Page 220 - Strong reasons for incredulity will readily occur. This faculty of seeing things out of sight is local, and commonly useless. It is a breach of the common order of things, without any visible reason or perceptible benefit. It is ascribed only to a people very little enlightened; and among them, for the most part, to the mean and ignorant.
Page 6 - Beatoun is said to have had workmen employed in improving its fortifications, at the time when he was murdered by the ruffians of reformation, in the manner of which Knox has given what he himself calls a merry narrative.
Page 73 - Before me, and on either side, were high hills, which by hindering the eye from ranging, forced the mind to find entertainment for itself. Whether I spent the hour well I know not ; for here I first conceived the thought of this narration.
Page 58 - This hole is not directly over the fire, lest the rain should extinguish it; and the smoke therefore naturally fills the place before it escapes.
Page 72 - I sat down on a bank, such as a writer of Romance might have delighted to feign. I had indeed no trees to whisper over my head, but a clear rivulet streamed at my feet. The day was calm, the air soft, and all was rudeness, silence, and solitude.
Page 129 - Raasay has little that can detain a traveller, except the laird and his family ; but their power wants no auxiliaries. Such a seat of hospitality, amidst the winds and waters, fills the imagination with a delightful contrariety of images. Without is the rough ocean and the rocky land, the beating billows and the howling storm : within is plenty and elegance, beauty and gaiety, the song and the dance.
Page 241 - It would be easy to shew it if he had it ; but whence could it be had? It is too long to be remembered, and the language formerly had nothing written. He has...
Page 37 - Castle, built upon the margin of the sea, so that the walls of one of the towers seem only a continuation of a perpendicular rock, the foot of which is beaten by the waves. To walk round the house seemed impracticable.

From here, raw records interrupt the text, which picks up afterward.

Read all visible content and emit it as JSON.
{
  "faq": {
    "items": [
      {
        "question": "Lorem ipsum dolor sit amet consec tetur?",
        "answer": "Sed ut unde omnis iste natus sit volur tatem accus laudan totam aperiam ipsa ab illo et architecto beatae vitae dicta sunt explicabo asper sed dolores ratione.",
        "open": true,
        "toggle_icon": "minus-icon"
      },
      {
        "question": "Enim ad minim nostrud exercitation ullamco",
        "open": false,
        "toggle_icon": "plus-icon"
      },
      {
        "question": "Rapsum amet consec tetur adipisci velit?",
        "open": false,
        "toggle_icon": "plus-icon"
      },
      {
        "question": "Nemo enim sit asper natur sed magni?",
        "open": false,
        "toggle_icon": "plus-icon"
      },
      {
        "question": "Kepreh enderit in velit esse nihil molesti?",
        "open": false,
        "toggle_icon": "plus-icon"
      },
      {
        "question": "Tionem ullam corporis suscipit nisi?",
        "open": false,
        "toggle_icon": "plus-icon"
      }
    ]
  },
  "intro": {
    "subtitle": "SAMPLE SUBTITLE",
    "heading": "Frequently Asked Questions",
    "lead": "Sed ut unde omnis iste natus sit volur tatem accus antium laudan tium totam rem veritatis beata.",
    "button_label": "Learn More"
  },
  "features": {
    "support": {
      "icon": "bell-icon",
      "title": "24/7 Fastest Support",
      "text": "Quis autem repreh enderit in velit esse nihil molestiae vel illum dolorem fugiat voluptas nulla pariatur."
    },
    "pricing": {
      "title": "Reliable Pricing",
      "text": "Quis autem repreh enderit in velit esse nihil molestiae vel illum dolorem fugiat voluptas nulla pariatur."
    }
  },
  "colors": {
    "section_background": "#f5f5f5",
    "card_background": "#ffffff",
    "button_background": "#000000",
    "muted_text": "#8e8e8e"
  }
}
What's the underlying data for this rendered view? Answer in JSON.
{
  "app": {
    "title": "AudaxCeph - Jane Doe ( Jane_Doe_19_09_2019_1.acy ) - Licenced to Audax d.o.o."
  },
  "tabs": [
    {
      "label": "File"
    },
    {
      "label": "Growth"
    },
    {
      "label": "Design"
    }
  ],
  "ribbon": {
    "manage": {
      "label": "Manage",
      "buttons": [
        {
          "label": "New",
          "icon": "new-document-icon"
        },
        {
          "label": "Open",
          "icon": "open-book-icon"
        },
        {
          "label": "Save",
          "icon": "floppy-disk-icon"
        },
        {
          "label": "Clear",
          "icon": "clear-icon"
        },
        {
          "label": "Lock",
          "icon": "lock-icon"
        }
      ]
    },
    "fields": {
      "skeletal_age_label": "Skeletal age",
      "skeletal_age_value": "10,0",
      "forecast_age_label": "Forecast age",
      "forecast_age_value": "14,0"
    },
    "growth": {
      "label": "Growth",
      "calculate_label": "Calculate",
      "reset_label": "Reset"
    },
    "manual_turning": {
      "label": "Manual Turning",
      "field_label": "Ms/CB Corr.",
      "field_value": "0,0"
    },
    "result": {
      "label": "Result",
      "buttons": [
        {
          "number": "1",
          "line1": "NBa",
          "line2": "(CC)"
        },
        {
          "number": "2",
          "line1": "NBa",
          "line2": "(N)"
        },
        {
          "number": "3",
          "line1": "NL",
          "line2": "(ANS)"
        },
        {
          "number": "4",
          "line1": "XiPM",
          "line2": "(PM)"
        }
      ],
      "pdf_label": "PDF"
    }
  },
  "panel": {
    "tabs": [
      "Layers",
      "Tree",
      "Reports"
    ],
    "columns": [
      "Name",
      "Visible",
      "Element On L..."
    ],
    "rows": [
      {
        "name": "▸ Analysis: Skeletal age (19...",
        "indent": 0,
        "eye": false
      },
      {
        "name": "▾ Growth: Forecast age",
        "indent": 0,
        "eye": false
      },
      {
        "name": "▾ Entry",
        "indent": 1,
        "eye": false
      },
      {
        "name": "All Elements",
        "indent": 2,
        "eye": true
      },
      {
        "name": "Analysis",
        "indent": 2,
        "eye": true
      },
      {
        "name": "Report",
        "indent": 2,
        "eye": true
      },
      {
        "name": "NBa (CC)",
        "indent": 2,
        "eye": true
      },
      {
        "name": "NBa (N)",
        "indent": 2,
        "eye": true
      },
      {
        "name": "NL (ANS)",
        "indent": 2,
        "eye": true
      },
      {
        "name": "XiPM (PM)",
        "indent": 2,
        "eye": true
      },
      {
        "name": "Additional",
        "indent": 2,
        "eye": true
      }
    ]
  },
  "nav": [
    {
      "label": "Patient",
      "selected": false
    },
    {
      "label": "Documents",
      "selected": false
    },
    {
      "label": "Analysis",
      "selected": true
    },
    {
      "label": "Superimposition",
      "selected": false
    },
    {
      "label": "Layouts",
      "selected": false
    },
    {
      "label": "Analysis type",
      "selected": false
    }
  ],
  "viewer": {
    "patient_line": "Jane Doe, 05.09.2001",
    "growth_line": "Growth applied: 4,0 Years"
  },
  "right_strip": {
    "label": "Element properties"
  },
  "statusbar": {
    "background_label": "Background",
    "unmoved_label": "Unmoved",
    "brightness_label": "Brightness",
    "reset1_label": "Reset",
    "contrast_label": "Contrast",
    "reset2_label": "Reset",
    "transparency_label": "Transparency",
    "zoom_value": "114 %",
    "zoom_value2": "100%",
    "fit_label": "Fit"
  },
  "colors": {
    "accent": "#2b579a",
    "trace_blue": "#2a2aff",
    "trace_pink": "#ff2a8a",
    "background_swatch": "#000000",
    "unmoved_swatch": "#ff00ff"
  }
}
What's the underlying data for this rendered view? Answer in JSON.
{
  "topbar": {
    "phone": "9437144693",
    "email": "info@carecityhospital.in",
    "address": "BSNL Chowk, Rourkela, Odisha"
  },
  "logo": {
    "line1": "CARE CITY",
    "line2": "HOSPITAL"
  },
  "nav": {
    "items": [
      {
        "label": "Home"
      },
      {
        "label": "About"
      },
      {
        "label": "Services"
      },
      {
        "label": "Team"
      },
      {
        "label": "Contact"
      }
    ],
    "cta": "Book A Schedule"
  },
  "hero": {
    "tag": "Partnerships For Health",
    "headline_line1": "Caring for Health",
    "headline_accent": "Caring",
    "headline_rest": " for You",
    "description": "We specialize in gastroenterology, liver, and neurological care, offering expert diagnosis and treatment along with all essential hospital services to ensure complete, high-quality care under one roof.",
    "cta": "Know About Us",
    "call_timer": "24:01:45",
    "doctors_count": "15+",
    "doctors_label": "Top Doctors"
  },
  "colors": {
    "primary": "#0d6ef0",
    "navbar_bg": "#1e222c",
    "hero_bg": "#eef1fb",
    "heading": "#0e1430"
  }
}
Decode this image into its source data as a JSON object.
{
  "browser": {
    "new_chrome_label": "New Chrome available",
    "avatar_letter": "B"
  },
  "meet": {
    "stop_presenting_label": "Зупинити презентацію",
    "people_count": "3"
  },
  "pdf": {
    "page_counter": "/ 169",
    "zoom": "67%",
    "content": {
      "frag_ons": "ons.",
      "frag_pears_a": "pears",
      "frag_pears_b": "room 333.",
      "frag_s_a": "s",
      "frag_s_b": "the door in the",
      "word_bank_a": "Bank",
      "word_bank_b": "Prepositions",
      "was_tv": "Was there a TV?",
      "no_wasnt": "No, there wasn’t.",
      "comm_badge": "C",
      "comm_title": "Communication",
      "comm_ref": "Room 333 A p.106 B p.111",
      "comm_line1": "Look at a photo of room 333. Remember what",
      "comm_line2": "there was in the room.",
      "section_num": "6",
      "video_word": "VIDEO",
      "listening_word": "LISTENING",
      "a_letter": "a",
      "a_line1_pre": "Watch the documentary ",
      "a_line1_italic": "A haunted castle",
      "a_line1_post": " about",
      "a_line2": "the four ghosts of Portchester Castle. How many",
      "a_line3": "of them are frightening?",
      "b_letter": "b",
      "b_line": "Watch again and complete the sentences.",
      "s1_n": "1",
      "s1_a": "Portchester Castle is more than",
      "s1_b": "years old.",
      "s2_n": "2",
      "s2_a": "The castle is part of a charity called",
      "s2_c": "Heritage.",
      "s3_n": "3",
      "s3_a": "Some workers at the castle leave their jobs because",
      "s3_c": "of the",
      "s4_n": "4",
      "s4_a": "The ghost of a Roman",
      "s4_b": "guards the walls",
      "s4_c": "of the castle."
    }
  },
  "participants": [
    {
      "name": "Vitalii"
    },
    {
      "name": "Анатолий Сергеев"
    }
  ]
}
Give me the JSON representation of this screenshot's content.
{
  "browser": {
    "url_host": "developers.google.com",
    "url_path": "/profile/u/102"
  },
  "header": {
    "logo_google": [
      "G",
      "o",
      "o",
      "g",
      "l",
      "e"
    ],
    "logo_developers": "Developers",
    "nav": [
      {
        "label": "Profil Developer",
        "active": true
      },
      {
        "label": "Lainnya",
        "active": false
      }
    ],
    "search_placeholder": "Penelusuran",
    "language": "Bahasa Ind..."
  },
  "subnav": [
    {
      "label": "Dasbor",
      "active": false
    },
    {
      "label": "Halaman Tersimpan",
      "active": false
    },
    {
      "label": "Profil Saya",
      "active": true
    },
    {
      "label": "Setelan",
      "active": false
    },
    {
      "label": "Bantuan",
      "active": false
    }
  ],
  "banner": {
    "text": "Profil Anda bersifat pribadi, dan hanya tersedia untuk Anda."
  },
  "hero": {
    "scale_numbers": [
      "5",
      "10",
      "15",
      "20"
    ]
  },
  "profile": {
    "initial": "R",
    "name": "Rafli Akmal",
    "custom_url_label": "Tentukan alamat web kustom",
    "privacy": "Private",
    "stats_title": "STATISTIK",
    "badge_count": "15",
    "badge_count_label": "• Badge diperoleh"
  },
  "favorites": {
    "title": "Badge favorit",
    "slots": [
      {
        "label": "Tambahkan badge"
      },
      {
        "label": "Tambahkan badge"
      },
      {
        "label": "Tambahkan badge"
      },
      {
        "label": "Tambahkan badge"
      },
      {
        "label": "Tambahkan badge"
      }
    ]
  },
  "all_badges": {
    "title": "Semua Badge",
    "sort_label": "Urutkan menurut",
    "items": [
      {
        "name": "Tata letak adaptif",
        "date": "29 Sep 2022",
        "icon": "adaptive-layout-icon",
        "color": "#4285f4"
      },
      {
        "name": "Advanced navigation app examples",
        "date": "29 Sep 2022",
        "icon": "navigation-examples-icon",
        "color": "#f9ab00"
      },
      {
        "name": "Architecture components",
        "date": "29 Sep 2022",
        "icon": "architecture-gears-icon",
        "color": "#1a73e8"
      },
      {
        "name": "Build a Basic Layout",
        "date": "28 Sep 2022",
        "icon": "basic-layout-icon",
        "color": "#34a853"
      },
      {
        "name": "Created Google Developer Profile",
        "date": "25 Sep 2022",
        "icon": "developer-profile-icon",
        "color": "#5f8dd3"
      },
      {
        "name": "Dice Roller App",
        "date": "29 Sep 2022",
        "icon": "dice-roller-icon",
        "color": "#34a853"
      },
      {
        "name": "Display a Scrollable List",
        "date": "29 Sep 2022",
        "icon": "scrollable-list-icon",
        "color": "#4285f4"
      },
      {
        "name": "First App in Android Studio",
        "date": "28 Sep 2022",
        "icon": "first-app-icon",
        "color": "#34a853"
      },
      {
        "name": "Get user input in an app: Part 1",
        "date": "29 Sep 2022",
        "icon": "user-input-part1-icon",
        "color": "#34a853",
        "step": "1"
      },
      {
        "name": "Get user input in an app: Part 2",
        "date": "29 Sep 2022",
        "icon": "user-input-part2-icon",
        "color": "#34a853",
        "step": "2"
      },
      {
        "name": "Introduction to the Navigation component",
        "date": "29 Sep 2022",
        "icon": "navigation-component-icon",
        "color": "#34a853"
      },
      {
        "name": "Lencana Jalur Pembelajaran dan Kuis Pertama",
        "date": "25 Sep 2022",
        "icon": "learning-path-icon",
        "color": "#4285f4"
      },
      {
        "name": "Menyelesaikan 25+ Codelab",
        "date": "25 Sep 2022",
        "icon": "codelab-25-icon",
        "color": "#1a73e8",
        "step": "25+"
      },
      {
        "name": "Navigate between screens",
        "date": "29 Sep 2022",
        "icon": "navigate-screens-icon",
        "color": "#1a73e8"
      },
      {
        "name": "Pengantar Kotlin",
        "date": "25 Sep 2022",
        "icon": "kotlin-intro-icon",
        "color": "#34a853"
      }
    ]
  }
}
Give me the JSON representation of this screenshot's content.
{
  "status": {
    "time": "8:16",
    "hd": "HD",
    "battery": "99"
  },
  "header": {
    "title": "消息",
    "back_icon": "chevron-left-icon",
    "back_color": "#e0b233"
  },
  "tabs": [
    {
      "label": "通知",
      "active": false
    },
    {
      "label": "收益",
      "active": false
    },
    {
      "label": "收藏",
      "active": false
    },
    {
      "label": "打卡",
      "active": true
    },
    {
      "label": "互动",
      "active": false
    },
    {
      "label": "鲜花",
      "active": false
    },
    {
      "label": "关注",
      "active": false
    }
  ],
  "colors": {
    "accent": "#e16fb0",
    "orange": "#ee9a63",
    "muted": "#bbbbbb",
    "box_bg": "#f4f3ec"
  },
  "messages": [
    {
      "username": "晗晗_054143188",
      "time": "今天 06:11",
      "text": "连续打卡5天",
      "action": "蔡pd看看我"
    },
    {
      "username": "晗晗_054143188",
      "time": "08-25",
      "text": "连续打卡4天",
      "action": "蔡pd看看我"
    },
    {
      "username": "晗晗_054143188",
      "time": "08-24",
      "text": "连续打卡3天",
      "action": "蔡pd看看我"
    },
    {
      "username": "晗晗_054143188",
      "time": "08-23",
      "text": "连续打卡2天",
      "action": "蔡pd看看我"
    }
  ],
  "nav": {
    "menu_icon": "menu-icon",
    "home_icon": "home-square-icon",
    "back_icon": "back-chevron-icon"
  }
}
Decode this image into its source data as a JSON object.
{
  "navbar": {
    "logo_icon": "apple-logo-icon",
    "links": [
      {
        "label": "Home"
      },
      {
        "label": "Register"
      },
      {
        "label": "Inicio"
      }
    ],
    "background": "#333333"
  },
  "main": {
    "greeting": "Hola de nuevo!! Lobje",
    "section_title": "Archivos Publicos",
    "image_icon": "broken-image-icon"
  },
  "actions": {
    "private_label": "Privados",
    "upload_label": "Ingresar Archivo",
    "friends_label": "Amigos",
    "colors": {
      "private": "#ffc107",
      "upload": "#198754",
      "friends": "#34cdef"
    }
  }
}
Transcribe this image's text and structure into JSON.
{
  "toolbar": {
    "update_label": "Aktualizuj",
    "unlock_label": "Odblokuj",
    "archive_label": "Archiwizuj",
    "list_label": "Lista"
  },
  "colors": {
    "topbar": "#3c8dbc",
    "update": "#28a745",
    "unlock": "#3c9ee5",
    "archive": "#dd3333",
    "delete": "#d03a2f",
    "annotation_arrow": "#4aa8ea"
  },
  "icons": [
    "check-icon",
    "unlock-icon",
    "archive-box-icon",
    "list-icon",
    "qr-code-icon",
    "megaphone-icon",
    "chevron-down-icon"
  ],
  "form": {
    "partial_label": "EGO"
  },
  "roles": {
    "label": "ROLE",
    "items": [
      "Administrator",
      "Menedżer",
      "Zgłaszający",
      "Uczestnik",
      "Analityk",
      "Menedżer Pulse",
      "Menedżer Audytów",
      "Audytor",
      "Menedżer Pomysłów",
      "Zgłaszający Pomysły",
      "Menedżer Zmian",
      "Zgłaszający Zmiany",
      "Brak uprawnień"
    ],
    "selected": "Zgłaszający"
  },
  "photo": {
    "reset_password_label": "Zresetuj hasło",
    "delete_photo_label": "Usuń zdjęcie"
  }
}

From the windows the eye wanders over the sea that separates Scotland from Norway, and when the winds beat with violence, must enjoy all the terrific grandeur of the tempestuous ocean.